ASSIGNMENT ▸
Lines with the word "this" in them must be copied from the records below.

SOURCE MATERIAL ▸
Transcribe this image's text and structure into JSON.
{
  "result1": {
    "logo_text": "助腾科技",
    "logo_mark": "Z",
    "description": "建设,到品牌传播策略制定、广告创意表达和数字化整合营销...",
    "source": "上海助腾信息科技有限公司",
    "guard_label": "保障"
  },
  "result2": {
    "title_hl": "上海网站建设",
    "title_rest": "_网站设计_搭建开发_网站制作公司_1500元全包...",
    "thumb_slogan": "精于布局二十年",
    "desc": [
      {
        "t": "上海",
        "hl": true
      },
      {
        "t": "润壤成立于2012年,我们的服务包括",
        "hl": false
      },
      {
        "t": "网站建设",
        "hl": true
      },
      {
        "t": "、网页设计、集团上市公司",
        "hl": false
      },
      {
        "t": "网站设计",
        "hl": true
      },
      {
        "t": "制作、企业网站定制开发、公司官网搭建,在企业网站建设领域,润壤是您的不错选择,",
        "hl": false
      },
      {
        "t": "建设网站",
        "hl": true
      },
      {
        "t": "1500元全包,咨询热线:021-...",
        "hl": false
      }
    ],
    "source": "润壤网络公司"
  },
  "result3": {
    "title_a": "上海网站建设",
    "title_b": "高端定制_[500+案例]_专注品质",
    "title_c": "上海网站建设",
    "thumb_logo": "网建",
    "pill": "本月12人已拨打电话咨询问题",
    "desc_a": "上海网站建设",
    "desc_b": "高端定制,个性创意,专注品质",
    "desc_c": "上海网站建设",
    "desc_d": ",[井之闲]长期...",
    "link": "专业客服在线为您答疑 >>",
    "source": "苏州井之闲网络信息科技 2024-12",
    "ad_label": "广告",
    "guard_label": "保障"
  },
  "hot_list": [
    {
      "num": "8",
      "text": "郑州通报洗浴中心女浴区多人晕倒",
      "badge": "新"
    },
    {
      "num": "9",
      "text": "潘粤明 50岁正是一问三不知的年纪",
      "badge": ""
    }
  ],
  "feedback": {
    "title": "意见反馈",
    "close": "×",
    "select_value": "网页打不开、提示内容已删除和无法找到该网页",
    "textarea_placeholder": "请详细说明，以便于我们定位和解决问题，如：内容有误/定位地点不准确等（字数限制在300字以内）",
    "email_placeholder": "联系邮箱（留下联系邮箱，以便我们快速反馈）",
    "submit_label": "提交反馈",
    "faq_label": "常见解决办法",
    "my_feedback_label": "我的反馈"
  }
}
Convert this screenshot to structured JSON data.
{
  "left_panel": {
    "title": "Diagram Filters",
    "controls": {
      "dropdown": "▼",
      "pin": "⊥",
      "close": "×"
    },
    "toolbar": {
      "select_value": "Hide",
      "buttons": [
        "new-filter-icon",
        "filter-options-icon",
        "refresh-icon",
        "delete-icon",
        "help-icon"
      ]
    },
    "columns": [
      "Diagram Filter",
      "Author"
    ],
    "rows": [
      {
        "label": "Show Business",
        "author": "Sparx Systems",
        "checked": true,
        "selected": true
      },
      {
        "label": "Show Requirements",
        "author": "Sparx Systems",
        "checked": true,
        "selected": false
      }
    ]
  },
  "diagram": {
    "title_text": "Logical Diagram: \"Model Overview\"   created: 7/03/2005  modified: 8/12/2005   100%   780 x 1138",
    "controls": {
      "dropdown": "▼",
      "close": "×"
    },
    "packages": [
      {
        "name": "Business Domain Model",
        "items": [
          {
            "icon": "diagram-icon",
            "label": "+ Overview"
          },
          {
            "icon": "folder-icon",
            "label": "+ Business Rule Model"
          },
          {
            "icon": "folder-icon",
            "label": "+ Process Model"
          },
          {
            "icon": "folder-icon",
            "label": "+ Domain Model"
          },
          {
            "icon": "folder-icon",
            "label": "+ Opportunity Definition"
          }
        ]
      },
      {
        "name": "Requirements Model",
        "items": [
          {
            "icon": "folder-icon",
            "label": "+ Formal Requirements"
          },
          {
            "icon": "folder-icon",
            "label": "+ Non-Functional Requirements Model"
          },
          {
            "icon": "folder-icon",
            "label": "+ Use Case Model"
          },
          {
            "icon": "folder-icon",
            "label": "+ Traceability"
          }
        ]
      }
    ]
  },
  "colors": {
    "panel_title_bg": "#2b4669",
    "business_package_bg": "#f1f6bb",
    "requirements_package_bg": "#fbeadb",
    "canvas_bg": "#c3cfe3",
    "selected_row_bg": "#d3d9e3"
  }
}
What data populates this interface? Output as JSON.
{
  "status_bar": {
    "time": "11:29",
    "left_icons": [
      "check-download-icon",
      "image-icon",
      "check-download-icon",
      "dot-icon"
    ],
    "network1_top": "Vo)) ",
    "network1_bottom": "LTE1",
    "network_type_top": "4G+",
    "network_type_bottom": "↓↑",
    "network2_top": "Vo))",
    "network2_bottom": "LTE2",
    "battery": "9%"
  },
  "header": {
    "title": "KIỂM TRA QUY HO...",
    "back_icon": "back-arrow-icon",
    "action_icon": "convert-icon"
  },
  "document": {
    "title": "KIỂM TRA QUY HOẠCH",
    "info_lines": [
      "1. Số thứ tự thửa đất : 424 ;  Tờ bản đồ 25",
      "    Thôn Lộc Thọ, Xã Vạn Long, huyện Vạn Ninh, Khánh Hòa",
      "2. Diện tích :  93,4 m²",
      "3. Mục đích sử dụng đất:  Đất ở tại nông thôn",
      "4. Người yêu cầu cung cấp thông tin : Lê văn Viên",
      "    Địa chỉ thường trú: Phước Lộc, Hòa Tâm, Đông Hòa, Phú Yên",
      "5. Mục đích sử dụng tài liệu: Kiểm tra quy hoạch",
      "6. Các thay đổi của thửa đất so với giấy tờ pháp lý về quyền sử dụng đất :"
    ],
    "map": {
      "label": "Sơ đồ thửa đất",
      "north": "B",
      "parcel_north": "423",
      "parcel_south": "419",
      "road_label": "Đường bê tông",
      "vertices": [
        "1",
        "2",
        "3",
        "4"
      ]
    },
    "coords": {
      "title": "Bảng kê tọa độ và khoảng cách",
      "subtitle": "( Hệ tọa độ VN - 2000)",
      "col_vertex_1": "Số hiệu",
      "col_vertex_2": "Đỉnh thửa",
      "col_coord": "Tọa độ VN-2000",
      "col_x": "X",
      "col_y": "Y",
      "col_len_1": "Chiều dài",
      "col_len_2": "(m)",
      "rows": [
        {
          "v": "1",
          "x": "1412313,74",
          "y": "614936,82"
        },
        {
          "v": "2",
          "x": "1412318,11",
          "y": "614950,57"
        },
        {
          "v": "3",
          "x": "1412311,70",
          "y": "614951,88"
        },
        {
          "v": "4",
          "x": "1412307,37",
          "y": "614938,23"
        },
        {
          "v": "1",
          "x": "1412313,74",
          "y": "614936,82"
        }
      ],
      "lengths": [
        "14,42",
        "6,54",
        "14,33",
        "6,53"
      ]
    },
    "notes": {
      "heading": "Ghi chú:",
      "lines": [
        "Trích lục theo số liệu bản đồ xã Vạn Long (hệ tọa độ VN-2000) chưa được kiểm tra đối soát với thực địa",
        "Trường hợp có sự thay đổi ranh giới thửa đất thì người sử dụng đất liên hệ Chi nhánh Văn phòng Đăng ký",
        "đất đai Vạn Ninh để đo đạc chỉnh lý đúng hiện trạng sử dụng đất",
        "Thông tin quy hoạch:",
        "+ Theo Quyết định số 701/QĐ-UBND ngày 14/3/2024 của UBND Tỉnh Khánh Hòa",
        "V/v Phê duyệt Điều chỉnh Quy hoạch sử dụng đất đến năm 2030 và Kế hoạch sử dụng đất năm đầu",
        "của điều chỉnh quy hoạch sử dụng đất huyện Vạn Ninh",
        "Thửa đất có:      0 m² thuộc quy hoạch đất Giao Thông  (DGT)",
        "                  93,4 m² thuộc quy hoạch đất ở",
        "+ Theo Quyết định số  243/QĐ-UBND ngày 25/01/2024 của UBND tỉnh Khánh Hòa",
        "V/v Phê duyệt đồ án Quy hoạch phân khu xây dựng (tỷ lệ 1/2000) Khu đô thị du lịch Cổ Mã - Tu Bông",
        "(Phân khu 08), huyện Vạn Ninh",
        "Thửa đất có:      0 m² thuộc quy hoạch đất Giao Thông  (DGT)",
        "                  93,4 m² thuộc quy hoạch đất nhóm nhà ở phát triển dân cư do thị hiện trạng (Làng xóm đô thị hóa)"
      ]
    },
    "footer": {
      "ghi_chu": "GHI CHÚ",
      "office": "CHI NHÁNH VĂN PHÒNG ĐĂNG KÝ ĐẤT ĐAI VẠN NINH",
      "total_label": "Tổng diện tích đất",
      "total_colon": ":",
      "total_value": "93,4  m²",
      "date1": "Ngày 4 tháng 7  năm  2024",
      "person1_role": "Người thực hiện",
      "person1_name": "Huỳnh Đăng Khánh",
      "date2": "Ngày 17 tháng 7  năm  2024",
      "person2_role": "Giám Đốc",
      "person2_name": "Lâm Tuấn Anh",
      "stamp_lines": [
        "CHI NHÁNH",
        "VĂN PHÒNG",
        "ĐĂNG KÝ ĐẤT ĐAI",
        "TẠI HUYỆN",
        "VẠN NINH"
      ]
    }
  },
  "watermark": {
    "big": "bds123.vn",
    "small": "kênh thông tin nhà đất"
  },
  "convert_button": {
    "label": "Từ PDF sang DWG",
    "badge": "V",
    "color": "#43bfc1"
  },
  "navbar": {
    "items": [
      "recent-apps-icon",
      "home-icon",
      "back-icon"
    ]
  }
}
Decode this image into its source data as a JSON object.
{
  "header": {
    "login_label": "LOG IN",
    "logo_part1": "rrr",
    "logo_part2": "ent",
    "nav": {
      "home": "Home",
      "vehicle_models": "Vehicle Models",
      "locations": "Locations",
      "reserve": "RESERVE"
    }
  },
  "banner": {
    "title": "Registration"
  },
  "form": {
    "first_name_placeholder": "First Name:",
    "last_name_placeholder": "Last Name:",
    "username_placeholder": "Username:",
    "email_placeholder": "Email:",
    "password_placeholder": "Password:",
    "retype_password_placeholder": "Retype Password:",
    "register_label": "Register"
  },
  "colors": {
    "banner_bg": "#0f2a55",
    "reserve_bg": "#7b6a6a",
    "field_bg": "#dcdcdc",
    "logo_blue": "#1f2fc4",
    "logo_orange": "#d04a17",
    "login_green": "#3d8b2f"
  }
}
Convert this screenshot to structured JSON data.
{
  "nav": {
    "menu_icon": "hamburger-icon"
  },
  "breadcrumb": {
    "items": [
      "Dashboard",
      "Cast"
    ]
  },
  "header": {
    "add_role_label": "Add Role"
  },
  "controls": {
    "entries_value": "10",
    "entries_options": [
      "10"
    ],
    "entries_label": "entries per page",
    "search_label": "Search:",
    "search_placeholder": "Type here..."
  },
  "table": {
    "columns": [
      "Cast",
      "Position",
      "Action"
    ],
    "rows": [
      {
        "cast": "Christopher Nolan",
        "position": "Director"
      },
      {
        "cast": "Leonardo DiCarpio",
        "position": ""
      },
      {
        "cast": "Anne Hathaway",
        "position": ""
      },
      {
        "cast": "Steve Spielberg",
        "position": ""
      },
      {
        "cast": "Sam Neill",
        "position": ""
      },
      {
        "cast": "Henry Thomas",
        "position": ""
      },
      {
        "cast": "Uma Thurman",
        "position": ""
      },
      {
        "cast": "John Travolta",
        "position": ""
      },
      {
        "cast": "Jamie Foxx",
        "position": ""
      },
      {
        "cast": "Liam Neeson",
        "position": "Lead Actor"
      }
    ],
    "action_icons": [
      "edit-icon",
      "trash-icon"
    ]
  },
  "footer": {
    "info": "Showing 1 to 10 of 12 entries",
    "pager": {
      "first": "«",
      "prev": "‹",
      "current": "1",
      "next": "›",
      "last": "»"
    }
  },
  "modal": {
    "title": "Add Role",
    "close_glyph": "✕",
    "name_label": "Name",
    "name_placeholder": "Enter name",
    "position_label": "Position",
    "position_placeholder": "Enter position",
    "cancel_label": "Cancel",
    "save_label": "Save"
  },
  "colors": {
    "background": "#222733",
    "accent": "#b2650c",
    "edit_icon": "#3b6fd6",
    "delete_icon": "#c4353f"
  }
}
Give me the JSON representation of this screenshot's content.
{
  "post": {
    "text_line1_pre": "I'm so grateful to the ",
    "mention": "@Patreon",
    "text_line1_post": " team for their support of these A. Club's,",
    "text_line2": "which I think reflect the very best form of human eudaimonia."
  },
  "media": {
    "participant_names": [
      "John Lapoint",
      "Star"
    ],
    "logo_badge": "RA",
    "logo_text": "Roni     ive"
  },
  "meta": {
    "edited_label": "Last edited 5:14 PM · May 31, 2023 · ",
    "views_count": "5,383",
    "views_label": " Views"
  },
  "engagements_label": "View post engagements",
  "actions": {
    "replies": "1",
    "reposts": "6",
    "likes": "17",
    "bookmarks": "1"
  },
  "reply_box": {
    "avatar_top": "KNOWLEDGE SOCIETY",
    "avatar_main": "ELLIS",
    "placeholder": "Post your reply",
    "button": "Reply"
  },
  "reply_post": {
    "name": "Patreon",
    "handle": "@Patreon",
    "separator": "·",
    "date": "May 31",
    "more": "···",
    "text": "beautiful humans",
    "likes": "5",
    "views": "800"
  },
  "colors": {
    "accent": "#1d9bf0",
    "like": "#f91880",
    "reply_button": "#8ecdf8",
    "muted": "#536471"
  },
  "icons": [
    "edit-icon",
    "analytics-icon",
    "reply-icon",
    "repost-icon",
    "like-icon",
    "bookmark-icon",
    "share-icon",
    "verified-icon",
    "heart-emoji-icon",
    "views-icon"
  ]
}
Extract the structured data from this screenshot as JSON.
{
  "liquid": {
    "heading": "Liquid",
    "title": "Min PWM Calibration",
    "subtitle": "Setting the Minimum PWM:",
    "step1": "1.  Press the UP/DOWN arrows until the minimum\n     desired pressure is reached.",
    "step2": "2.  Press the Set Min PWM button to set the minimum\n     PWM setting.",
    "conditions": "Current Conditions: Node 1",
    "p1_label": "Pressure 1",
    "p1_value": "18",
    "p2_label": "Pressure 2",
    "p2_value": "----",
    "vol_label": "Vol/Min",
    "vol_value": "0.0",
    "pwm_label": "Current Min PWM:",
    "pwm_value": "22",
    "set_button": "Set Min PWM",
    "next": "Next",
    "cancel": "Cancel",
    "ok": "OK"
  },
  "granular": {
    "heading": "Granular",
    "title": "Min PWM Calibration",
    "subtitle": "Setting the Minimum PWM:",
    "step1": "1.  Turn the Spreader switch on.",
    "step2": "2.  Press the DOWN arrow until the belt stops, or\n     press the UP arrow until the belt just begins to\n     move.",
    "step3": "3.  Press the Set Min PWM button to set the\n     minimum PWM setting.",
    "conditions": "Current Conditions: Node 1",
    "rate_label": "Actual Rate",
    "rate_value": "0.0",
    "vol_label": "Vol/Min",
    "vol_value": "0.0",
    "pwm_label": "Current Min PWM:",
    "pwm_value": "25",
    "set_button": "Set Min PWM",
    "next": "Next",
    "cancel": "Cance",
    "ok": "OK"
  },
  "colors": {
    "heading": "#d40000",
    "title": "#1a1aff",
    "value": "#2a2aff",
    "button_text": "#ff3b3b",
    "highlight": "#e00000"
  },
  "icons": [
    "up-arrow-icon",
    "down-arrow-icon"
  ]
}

ANSWER BELOW ▸
Transcribe this image's text and structure into JSON.
Convert this screenshot to structured JSON data.
What data populates this interface? Output as JSON.
Decode this image into its source data as a JSON object.
Convert this screenshot to structured JSON data.
Give me the JSON representation of this screenshot's content.
Extract the structured data from this screenshot as JSON.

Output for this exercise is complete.